◆ **Task requirements**: Each line below should be set down again unchanged.

---- Records shown

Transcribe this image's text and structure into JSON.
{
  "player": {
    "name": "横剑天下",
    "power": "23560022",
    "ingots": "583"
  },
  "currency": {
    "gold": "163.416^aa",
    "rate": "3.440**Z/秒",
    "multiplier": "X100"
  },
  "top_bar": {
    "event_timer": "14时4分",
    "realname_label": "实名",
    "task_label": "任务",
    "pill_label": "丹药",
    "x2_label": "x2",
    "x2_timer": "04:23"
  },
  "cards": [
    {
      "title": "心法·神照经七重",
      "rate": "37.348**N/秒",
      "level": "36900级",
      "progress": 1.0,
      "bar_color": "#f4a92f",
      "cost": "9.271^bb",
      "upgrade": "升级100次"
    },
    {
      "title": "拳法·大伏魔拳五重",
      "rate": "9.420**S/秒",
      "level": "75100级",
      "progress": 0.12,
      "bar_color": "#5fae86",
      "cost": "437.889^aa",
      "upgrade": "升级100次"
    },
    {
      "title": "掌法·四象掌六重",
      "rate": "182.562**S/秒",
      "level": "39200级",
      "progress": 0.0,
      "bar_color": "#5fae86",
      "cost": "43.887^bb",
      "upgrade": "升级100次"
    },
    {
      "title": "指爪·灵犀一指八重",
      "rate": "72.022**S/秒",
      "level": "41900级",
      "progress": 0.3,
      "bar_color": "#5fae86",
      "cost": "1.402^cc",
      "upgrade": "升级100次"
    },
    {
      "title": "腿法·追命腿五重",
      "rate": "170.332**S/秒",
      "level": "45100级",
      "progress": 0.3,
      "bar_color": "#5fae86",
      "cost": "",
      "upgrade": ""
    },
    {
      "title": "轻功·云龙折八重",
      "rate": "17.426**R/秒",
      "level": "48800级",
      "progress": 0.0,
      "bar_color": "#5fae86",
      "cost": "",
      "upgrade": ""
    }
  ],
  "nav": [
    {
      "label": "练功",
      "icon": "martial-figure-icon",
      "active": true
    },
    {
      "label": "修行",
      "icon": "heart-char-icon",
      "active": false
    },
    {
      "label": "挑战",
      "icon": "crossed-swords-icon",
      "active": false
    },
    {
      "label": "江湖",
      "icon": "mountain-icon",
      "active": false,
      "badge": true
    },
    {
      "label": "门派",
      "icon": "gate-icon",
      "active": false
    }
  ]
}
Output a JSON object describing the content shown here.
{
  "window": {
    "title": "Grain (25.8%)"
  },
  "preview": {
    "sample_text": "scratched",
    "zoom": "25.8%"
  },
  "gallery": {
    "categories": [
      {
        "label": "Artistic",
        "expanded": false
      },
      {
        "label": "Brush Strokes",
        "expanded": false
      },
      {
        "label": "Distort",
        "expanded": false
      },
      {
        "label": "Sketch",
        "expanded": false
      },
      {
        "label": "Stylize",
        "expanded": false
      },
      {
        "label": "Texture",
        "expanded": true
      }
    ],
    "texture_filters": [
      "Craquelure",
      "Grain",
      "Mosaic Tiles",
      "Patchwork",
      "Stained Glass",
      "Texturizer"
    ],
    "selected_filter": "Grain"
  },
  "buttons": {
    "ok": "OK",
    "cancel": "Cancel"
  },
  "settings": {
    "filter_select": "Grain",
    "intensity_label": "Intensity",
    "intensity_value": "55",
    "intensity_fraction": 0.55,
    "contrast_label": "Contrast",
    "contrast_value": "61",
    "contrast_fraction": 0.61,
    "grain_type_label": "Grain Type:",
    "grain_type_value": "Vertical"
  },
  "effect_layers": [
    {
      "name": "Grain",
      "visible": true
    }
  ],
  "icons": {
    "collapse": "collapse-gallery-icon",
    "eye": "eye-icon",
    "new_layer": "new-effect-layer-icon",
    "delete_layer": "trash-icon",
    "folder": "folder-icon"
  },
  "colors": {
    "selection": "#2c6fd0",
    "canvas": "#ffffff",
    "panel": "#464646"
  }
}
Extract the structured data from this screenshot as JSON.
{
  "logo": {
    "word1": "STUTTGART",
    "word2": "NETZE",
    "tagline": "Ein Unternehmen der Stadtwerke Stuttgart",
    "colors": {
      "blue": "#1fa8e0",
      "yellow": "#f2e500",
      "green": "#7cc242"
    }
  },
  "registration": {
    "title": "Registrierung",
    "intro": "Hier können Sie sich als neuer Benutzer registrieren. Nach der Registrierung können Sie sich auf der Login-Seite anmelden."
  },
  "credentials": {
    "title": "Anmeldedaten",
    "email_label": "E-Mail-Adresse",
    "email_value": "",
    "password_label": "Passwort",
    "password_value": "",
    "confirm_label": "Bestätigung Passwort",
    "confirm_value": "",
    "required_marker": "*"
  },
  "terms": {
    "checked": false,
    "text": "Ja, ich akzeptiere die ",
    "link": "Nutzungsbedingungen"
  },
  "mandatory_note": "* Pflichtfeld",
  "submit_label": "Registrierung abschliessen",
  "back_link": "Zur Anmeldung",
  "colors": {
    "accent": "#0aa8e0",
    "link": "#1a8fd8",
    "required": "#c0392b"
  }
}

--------

◆ **Output for this task**:
Transcribe this image's text and structure into JSON.
{
  "player": {
    "name": "横剑天下",
    "power": "23560022",
    "ingots": "583"
  },
  "currency": {
    "gold": "163.416^aa",
    "rate": "3.440**Z/秒",
    "multiplier": "X100"
  },
  "top_bar": {
    "event_timer": "14时4分",
    "realname_label": "实名",
    "task_label": "任务",
    "pill_label": "丹药",
    "x2_label": "x2",
    "x2_timer": "04:23"
  },
  "cards": [
    {
      "title": "心法·神照经七重",
      "rate": "37.348**N/秒",
      "level": "36900级",
      "progress": 1.0,
      "bar_color": "#f4a92f",
      "cost": "9.271^bb",
      "upgrade": "升级100次"
    },
    {
      "title": "拳法·大伏魔拳五重",
      "rate": "9.420**S/秒",
      "level": "75100级",
      "progress": 0.12,
      "bar_color": "#5fae86",
      "cost": "437.889^aa",
      "upgrade": "升级100次"
    },
    {
      "title": "掌法·四象掌六重",
      "rate": "182.562**S/秒",
      "level": "39200级",
      "progress": 0.0,
      "bar_color": "#5fae86",
      "cost": "43.887^bb",
      "upgrade": "升级100次"
    },
    {
      "title": "指爪·灵犀一指八重",
      "rate": "72.022**S/秒",
      "level": "41900级",
      "progress": 0.3,
      "bar_color": "#5fae86",
      "cost": "1.402^cc",
      "upgrade": "升级100次"
    },
    {
      "title": "腿法·追命腿五重",
      "rate": "170.332**S/秒",
      "level": "45100级",
      "progress": 0.3,
      "bar_color": "#5fae86",
      "cost": "",
      "upgrade": ""
    },
    {
      "title": "轻功·云龙折八重",
      "rate": "17.426**R/秒",
      "level": "48800级",
      "progress": 0.0,
      "bar_color": "#5fae86",
      "cost": "",
      "upgrade": ""
    }
  ],
  "nav": [
    {
      "label": "练功",
      "icon": "martial-figure-icon",
      "active": true
    },
    {
      "label": "修行",
      "icon": "heart-char-icon",
      "active": false
    },
    {
      "label": "挑战",
      "icon": "crossed-swords-icon",
      "active": false
    },
    {
      "label": "江湖",
      "icon": "mountain-icon",
      "active": false,
      "badge": true
    },
    {
      "label": "门派",
      "icon": "gate-icon",
      "active": false
    }
  ]
}
Output a JSON object describing the content shown here.
{
  "window": {
    "title": "Grain (25.8%)"
  },
  "preview": {
    "sample_text": "scratched",
    "zoom": "25.8%"
  },
  "gallery": {
    "categories": [
      {
        "label": "Artistic",
        "expanded": false
      },
      {
        "label": "Brush Strokes",
        "expanded": false
      },
      {
        "label": "Distort",
        "expanded": false
      },
      {
        "label": "Sketch",
        "expanded": false
      },
      {
        "label": "Stylize",
        "expanded": false
      },
      {
        "label": "Texture",
        "expanded": true
      }
    ],
    "texture_filters": [
      "Craquelure",
      "Grain",
      "Mosaic Tiles",
      "Patchwork",
      "Stained Glass",
      "Texturizer"
    ],
    "selected_filter": "Grain"
  },
  "buttons": {
    "ok": "OK",
    "cancel": "Cancel"
  },
  "settings": {
    "filter_select": "Grain",
    "intensity_label": "Intensity",
    "intensity_value": "55",
    "intensity_fraction": 0.55,
    "contrast_label": "Contrast",
    "contrast_value": "61",
    "contrast_fraction": 0.61,
    "grain_type_label": "Grain Type:",
    "grain_type_value": "Vertical"
  },
  "effect_layers": [
    {
      "name": "Grain",
      "visible": true
    }
  ],
  "icons": {
    "collapse": "collapse-gallery-icon",
    "eye": "eye-icon",
    "new_layer": "new-effect-layer-icon",
    "delete_layer": "trash-icon",
    "folder": "folder-icon"
  },
  "colors": {
    "selection": "#2c6fd0",
    "canvas": "#ffffff",
    "panel": "#464646"
  }
}
Extract the structured data from this screenshot as JSON.
{
  "logo": {
    "word1": "STUTTGART",
    "word2": "NETZE",
    "tagline": "Ein Unternehmen der Stadtwerke Stuttgart",
    "colors": {
      "blue": "#1fa8e0",
      "yellow": "#f2e500",
      "green": "#7cc242"
    }
  },
  "registration": {
    "title": "Registrierung",
    "intro": "Hier können Sie sich als neuer Benutzer registrieren. Nach der Registrierung können Sie sich auf der Login-Seite anmelden."
  },
  "credentials": {
    "title": "Anmeldedaten",
    "email_label": "E-Mail-Adresse",
    "email_value": "",
    "password_label": "Passwort",
    "password_value": "",
    "confirm_label": "Bestätigung Passwort",
    "confirm_value": "",
    "required_marker": "*"
  },
  "terms": {
    "checked": false,
    "text": "Ja, ich akzeptiere die ",
    "link": "Nutzungsbedingungen"
  },
  "mandatory_note": "* Pflichtfeld",
  "submit_label": "Registrierung abschliessen",
  "back_link": "Zur Anmeldung",
  "colors": {
    "accent": "#0aa8e0",
    "link": "#1a8fd8",
    "required": "#c0392b"
  }
}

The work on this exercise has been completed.